## Task objective
Restate the data word for word and leave the images out.

(Excerpted records)

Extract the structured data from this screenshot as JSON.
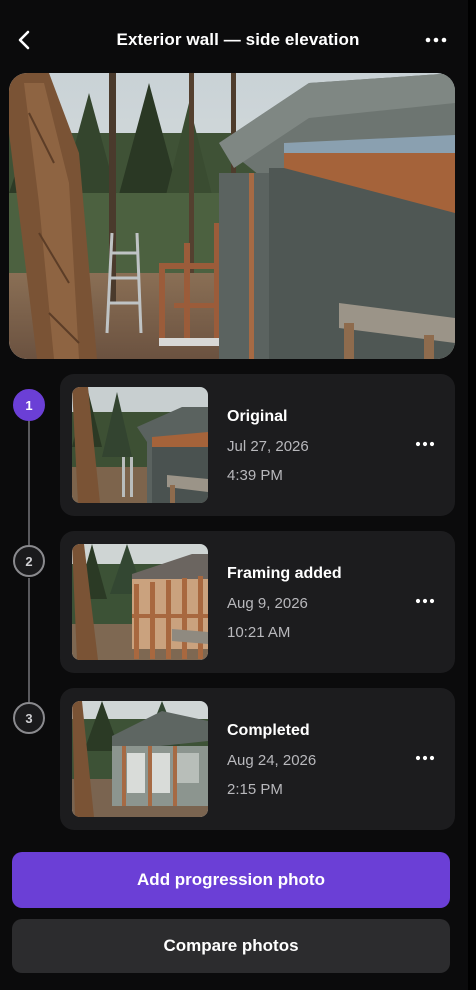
{
  "header": {
    "back_icon": "chevron-left-icon",
    "title": "Exterior wall — side elevation",
    "more_icon": "more-horizontal-icon"
  },
  "hero": {
    "image": "shed-exterior-wall-completed-photo"
  },
  "timeline": {
    "steps": [
      {
        "number": "1",
        "title": "Original",
        "date": "Jul 27, 2026",
        "time": "4:39 PM",
        "active": true,
        "thumbnail": "original-shed-photo"
      },
      {
        "number": "2",
        "title": "Framing added",
        "date": "Aug 9, 2026",
        "time": "10:21 AM",
        "active": false,
        "thumbnail": "framing-added-photo"
      },
      {
        "number": "3",
        "title": "Completed",
        "date": "Aug 24, 2026",
        "time": "2:15 PM",
        "active": false,
        "thumbnail": "completed-shed-photo"
      }
    ]
  },
  "actions": {
    "add_label": "Add progression photo",
    "compare_label": "Compare photos"
  },
  "colors": {
    "accent": "#6b3fd6",
    "background": "#0b0b0c",
    "card": "#1c1c1e",
    "secondary_button": "#2c2c2e",
    "muted_text": "#b8b8bc"
  }
}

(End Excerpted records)

## Task result
Extract the structured data from this screenshot as JSON.
{
  "header": {
    "back_icon": "chevron-left-icon",
    "title": "Exterior wall — side elevation",
    "more_icon": "more-horizontal-icon"
  },
  "hero": {
    "image": "shed-exterior-wall-completed-photo"
  },
  "timeline": {
    "steps": [
      {
        "number": "1",
        "title": "Original",
        "date": "Jul 27, 2026",
        "time": "4:39 PM",
        "active": true,
        "thumbnail": "original-shed-photo"
      },
      {
        "number": "2",
        "title": "Framing added",
        "date": "Aug 9, 2026",
        "time": "10:21 AM",
        "active": false,
        "thumbnail": "framing-added-photo"
      },
      {
        "number": "3",
        "title": "Completed",
        "date": "Aug 24, 2026",
        "time": "2:15 PM",
        "active": false,
        "thumbnail": "completed-shed-photo"
      }
    ]
  },
  "actions": {
    "add_label": "Add progression photo",
    "compare_label": "Compare photos"
  },
  "colors": {
    "accent": "#6b3fd6",
    "background": "#0b0b0c",
    "card": "#1c1c1e",
    "secondary_button": "#2c2c2e",
    "muted_text": "#b8b8bc"
  }
}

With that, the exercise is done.